"Last year, we were doing shredding and taking in paint and old computers, but with Shred-It, E&E Lumber and Servpro doing those, we didn't have to," Beaumgart said. "Last year, we had four dumpsters. This year, we have 15 dumpsters, plus appliance and metal recycling. So many more people heard about it this year that, if we'd had the same number of dumpsters, we would have filled up already," he said at 10 a.m., only an hour into the four-hour event.
In between hefting trash from vehicles into the dumpsters, church members Larry Norberg and Mike Johnson noted the number of items that were being thrown out in spite of still being usable, including several bicycles, a bag full of gold clubs and a bucket of golf balls.
Jennings Park hosted both educational displays and a hands-on learning opportunity, as the Allen Quilceda Watershed Action Team and other groups underscored the importance of protecting the native habitat from both non-native species and misuse by humans. Loren Brokaw of the Adopt-A-Stream Foundation showed children how industrial and agricultural pollutants can seep into the groundwater, using a plastic model and Kool-Aid powder, while Cara Ianni of the Stilly-Snohomish Fisheries Enhancement Task Force explained by the tree-planting being conducted along Allen Creek that day was so important to local wildlife.
"Trees along waterways increase the oxygen in water, lower its temperature with their shade and help make it clear by clinging to the ground with their roots," Ianni said. "I'm excited that all these groups can come together to give people a better understanding of their watershed."
Cindy Flint, a watershed steward with Snohomish County Surface Water Management, explained that a dozen Douglas firs and an equal number of cedar trees were planted, along with approximately 100 willow, yellow twig dogwood and red twig dogwood shrubs. She estimated that 130 people took part in the planting, many of them from well outside the Marysville or Arlington areas.

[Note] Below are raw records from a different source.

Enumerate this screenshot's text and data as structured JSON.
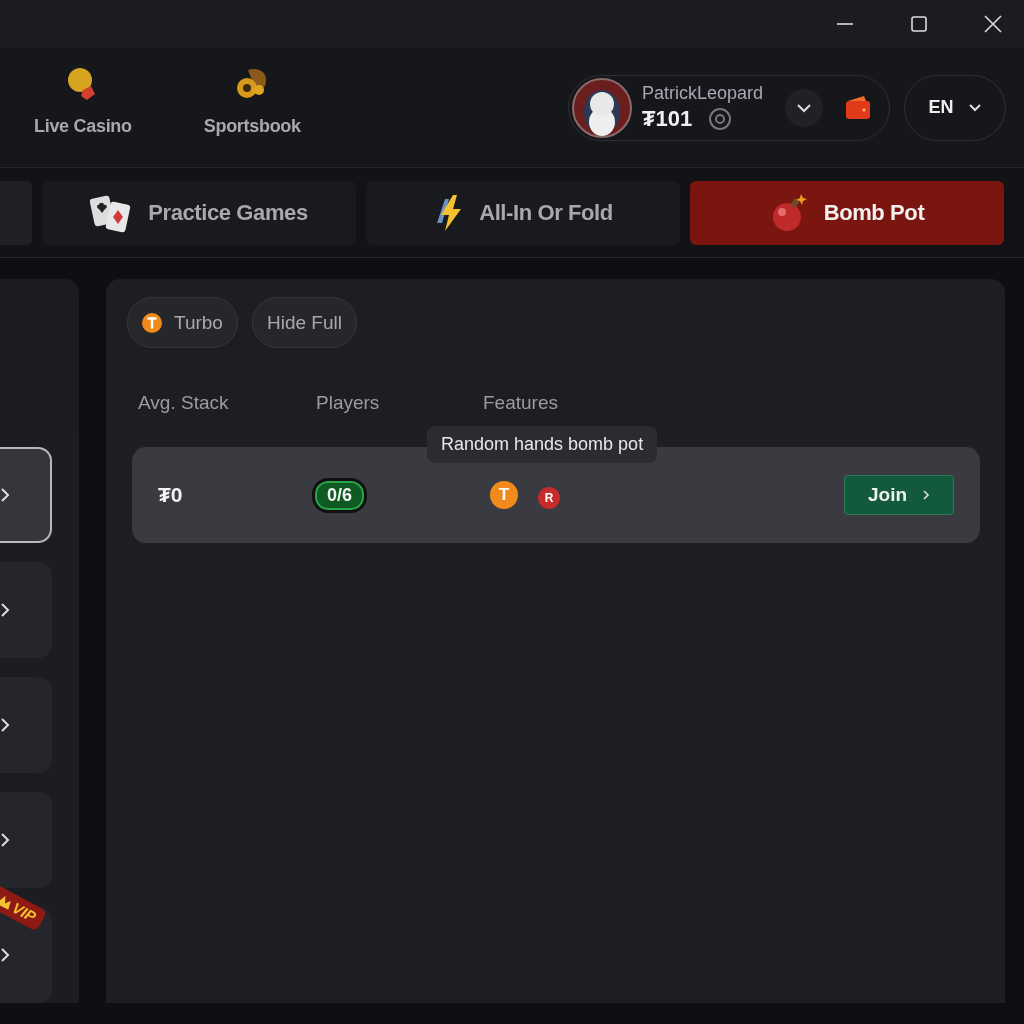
{
  "nav": [
    {
      "label": "Live Casino",
      "kind": "casino"
    },
    {
      "label": "Sportsbook",
      "kind": "sports"
    }
  ],
  "user": {
    "name": "PatrickLeopard",
    "balance": "₮101"
  },
  "language": "EN",
  "tabs": [
    {
      "label": "Practice Games",
      "kind": "cards",
      "selected": false
    },
    {
      "label": "All-In Or Fold",
      "kind": "bolt",
      "selected": false
    },
    {
      "label": "Bomb Pot",
      "kind": "bomb",
      "selected": true
    }
  ],
  "side_list": [
    {
      "selected": true
    },
    {
      "selected": false
    },
    {
      "selected": false
    },
    {
      "selected": false
    },
    {
      "selected": false,
      "badge": "VIP"
    }
  ],
  "filters": [
    {
      "label": "Turbo",
      "kind": "turbo"
    },
    {
      "label": "Hide Full",
      "kind": "plain"
    }
  ],
  "columns": [
    "Avg. Stack",
    "Players",
    "Features"
  ],
  "tooltip": "Random hands bomb pot",
  "rows": [
    {
      "avg_stack": "₮0",
      "players": "0/6",
      "features": [
        {
          "kind": "turbo",
          "label": "T"
        },
        {
          "kind": "bomb",
          "label": "R"
        }
      ],
      "action": "Join"
    }
  ]
}
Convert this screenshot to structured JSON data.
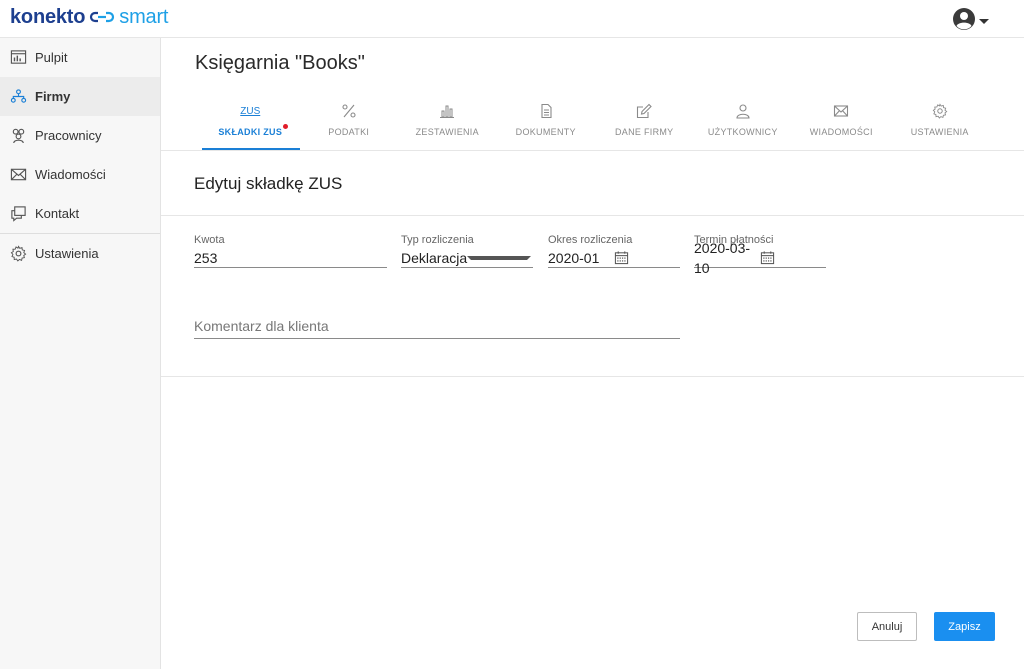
{
  "app": {
    "logo_main": "konekto",
    "logo_accent": "smart"
  },
  "sidebar": {
    "items": [
      {
        "label": "Pulpit",
        "icon": "dashboard-icon"
      },
      {
        "label": "Firmy",
        "icon": "companies-icon",
        "active": true
      },
      {
        "label": "Pracownicy",
        "icon": "employees-icon"
      },
      {
        "label": "Wiadomości",
        "icon": "envelope-icon"
      },
      {
        "label": "Kontakt",
        "icon": "chat-icon"
      },
      {
        "label": "Ustawienia",
        "icon": "gear-icon"
      }
    ]
  },
  "page": {
    "company_title": "Księgarnia \"Books\""
  },
  "tabs": [
    {
      "label": "SKŁADKI ZUS",
      "icon_text": "ZUS",
      "active": true,
      "notification": true
    },
    {
      "label": "PODATKI",
      "icon": "percent-icon"
    },
    {
      "label": "ZESTAWIENIA",
      "icon": "bar-chart-icon"
    },
    {
      "label": "DOKUMENTY",
      "icon": "document-icon"
    },
    {
      "label": "DANE FIRMY",
      "icon": "edit-icon"
    },
    {
      "label": "UŻYTKOWNICY",
      "icon": "user-icon"
    },
    {
      "label": "WIADOMOŚCI",
      "icon": "envelope-icon"
    },
    {
      "label": "USTAWIENIA",
      "icon": "gear-icon"
    }
  ],
  "form": {
    "title": "Edytuj składkę ZUS",
    "kwota": {
      "label": "Kwota",
      "value": "253"
    },
    "typ": {
      "label": "Typ rozliczenia",
      "value": "Deklaracja"
    },
    "okres": {
      "label": "Okres rozliczenia",
      "value": "2020-01"
    },
    "termin": {
      "label": "Termin płatności",
      "value": "2020-03-10"
    },
    "komentarz": {
      "placeholder": "Komentarz dla klienta"
    }
  },
  "buttons": {
    "cancel": "Anuluj",
    "save": "Zapisz"
  },
  "colors": {
    "brand_dark": "#1d3f8f",
    "brand_accent": "#1ea0e6",
    "primary": "#1a8ff0",
    "notification": "#e11d2a"
  }
}
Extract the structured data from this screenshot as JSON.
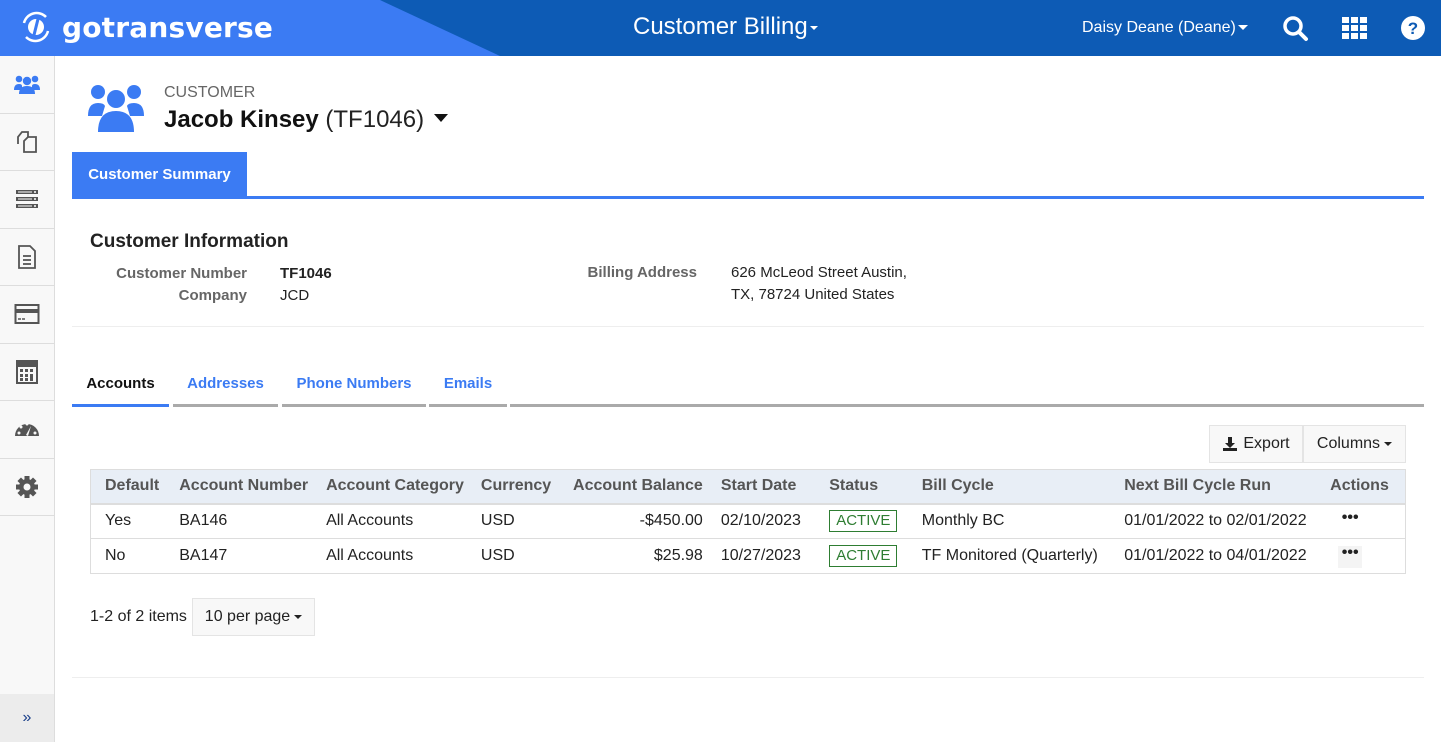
{
  "topbar": {
    "brand": "gotransverse",
    "app_title": "Customer Billing",
    "user": "Daisy Deane (Deane)",
    "icons": [
      "search-icon",
      "apps-grid-icon",
      "help-icon"
    ]
  },
  "sidebar": {
    "items": [
      {
        "name": "customers",
        "icon": "users-icon",
        "active": true
      },
      {
        "name": "documents",
        "icon": "copy-icon"
      },
      {
        "name": "servers",
        "icon": "server-list-icon"
      },
      {
        "name": "invoices",
        "icon": "document-icon"
      },
      {
        "name": "payments",
        "icon": "credit-card-icon"
      },
      {
        "name": "calculator",
        "icon": "calculator-icon"
      },
      {
        "name": "dashboard",
        "icon": "gauge-icon"
      },
      {
        "name": "settings",
        "icon": "gear-icon"
      }
    ],
    "expand_label": "»"
  },
  "customer": {
    "label": "CUSTOMER",
    "name": "Jacob Kinsey",
    "code": "(TF1046)"
  },
  "main_tabs": [
    {
      "label": "Customer Summary",
      "active": true
    }
  ],
  "info": {
    "title": "Customer Information",
    "customer_number_label": "Customer Number",
    "customer_number": "TF1046",
    "company_label": "Company",
    "company": "JCD",
    "billing_address_label": "Billing Address",
    "billing_address_line1": "626 McLeod Street Austin,",
    "billing_address_line2": "TX, 78724 United States"
  },
  "sub_tabs": [
    {
      "label": "Accounts",
      "active": true
    },
    {
      "label": "Addresses"
    },
    {
      "label": "Phone Numbers"
    },
    {
      "label": "Emails"
    }
  ],
  "toolbar": {
    "export_label": "Export",
    "columns_label": "Columns"
  },
  "table": {
    "headers": [
      "Default",
      "Account Number",
      "Account Category",
      "Currency",
      "Account Balance",
      "Start Date",
      "Status",
      "Bill Cycle",
      "Next Bill Cycle Run",
      "Actions"
    ],
    "rows": [
      {
        "default": "Yes",
        "account_number": "BA146",
        "category": "All Accounts",
        "currency": "USD",
        "balance": "-$450.00",
        "start_date": "02/10/2023",
        "status": "ACTIVE",
        "bill_cycle": "Monthly BC",
        "next_run": "01/01/2022 to 02/01/2022",
        "actions": "•••"
      },
      {
        "default": "No",
        "account_number": "BA147",
        "category": "All Accounts",
        "currency": "USD",
        "balance": "$25.98",
        "start_date": "10/27/2023",
        "status": "ACTIVE",
        "bill_cycle": "TF Monitored (Quarterly)",
        "next_run": "01/01/2022 to 04/01/2022",
        "actions": "•••"
      }
    ]
  },
  "pager": {
    "summary": "1-2 of 2 items",
    "per_page": "10 per page"
  },
  "colors": {
    "brand_blue": "#3b7bf3",
    "topbar_dark": "#0d5bb5",
    "status_green": "#2e7d32"
  }
}
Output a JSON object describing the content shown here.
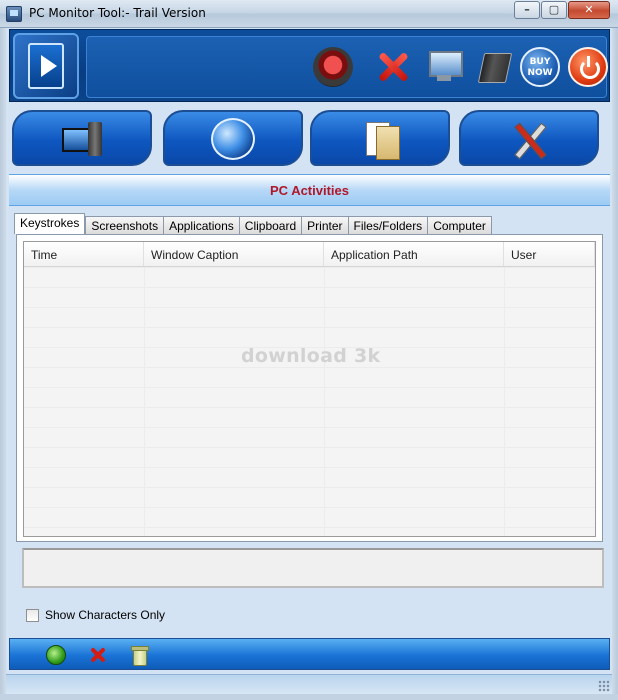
{
  "window": {
    "title": "PC Monitor Tool:- Trail Version",
    "controls": [
      "minimize",
      "maximize",
      "close"
    ]
  },
  "toolbar": {
    "icons": [
      "record-icon",
      "cancel-icon",
      "monitor-icon",
      "book-icon",
      "buy-now-icon",
      "power-icon"
    ],
    "buy_now_label": "BUY NOW"
  },
  "nav_tabs": {
    "icons": [
      "computer-icon",
      "globe-icon",
      "documents-icon",
      "tools-icon"
    ]
  },
  "section": {
    "title": "PC Activities",
    "title_color": "#b0182a"
  },
  "tabs": [
    {
      "label": "Keystrokes",
      "active": true
    },
    {
      "label": "Screenshots"
    },
    {
      "label": "Applications"
    },
    {
      "label": "Clipboard"
    },
    {
      "label": "Printer"
    },
    {
      "label": "Files/Folders"
    },
    {
      "label": "Computer"
    }
  ],
  "grid": {
    "columns": [
      "Time",
      "Window Caption",
      "Application Path",
      "User"
    ],
    "rows": []
  },
  "watermark": "download 3k",
  "options": {
    "show_characters_only_label": "Show Characters Only",
    "show_characters_only_checked": false
  },
  "bottom_actions": {
    "icons": [
      "refresh-icon",
      "delete-icon",
      "clear-log-icon"
    ]
  },
  "colors": {
    "header_blue": "#0a3d82",
    "tab_blue": "#0e57c0",
    "accent_light": "#b7d8f7"
  }
}
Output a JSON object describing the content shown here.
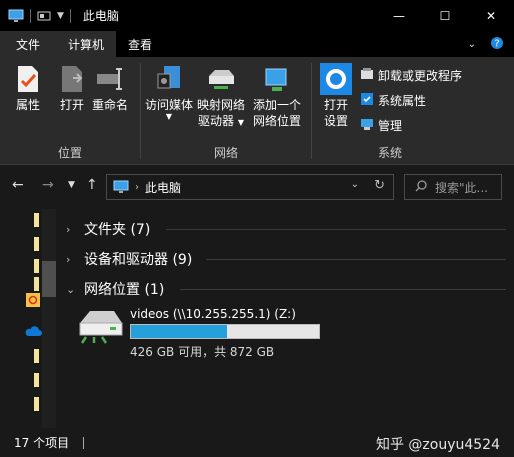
{
  "window": {
    "title": "此电脑",
    "controls": {
      "minimize": "—",
      "maximize": "☐",
      "close": "✕"
    }
  },
  "ribbon": {
    "tabs": [
      {
        "label": "文件"
      },
      {
        "label": "计算机"
      },
      {
        "label": "查看"
      }
    ],
    "groups": {
      "location": {
        "label": "位置",
        "buttons": {
          "properties": "属性",
          "open": "打开",
          "rename": "重命名"
        }
      },
      "network": {
        "label": "网络",
        "buttons": {
          "access_media": "访问媒体",
          "map_drive_1": "映射网络",
          "map_drive_2": "驱动器",
          "add_location_1": "添加一个",
          "add_location_2": "网络位置"
        }
      },
      "system": {
        "label": "系统",
        "open_settings_1": "打开",
        "open_settings_2": "设置",
        "uninstall": "卸载或更改程序",
        "system_properties": "系统属性",
        "manage": "管理"
      }
    }
  },
  "address": {
    "path": "此电脑"
  },
  "search": {
    "placeholder": "搜索\"此..."
  },
  "sections": [
    {
      "label": "文件夹 (7)"
    },
    {
      "label": "设备和驱动器 (9)"
    },
    {
      "label": "网络位置 (1)"
    }
  ],
  "drive": {
    "name": "videos (\\\\10.255.255.1) (Z:)",
    "space": "426 GB 可用，共 872 GB",
    "used_fraction": 0.51
  },
  "status": {
    "count": "17 个项目"
  },
  "watermark": "知乎 @zouyu4524",
  "colors": {
    "accent": "#26a0da",
    "background": "#191919",
    "ribbon": "#2b2b2b"
  }
}
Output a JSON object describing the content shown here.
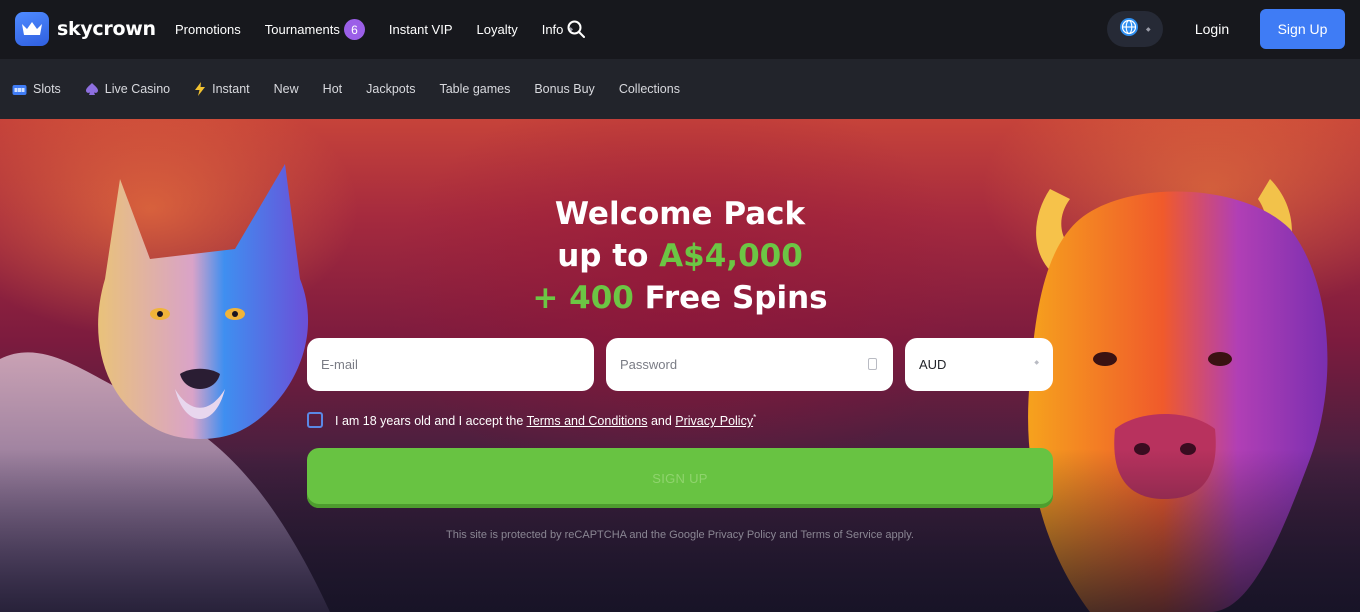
{
  "brand": {
    "name": "skycrown",
    "accent": "#3f7cf5",
    "green": "#6cc644"
  },
  "topnav": {
    "promotions": "Promotions",
    "tournaments": "Tournaments",
    "tournaments_count": "6",
    "instant_vip": "Instant VIP",
    "loyalty": "Loyalty",
    "info": "Info"
  },
  "header_actions": {
    "login": "Login",
    "signup": "Sign Up"
  },
  "categories": {
    "slots": "Slots",
    "live_casino": "Live Casino",
    "instant": "Instant",
    "new": "New",
    "hot": "Hot",
    "jackpots": "Jackpots",
    "table_games": "Table games",
    "bonus_buy": "Bonus Buy",
    "collections": "Collections"
  },
  "hero": {
    "line1": "Welcome Pack",
    "line2_prefix": "up to ",
    "line2_amount": "A$4,000",
    "line3_amount": "+ 400",
    "line3_suffix": " Free Spins"
  },
  "form": {
    "email_placeholder": "E-mail",
    "password_placeholder": "Password",
    "currency": "AUD",
    "consent_prefix": "I am 18 years old and I accept the ",
    "terms_link": "Terms and Conditions",
    "consent_and": " and ",
    "privacy_link": "Privacy Policy",
    "required_mark": "*",
    "submit": "SIGN UP",
    "recaptcha_note": "This site is protected by reCAPTCHA and the Google Privacy Policy and Terms of Service apply."
  }
}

Brett Bridewell of Snohomish and Howard Willard of Camano Island were two students who turned out for the event, with Bridewell planting trees and shrubs to fulfill his school's community service requirements, while Willard helped remove blackberry brambles and canary grass to qualify for a Disney promotional tie-in. Elspeth Oyler of Lynnwood is only 6 years old, but she grunted as she lifted a shovel of mulch bigger than herself.
Like their fellow volunteers, Marysville's April Wilkins and Peter Nielsen laid old coffee bags, donated by Cascade Coffee, around their trees and shrubs, before shoveling mulch over the burlap.
"It gives the willows a chance to grow, without the weeds taking over," Wilkins said. "I love to see the kids out here getting involved."
"It's like yard work except longer," Nielsen said. "A couple of weeks ago, I came here and this was just overgrown with grass and brambles, so they buzzed that back before we even started. I like the way this is going. It's a start."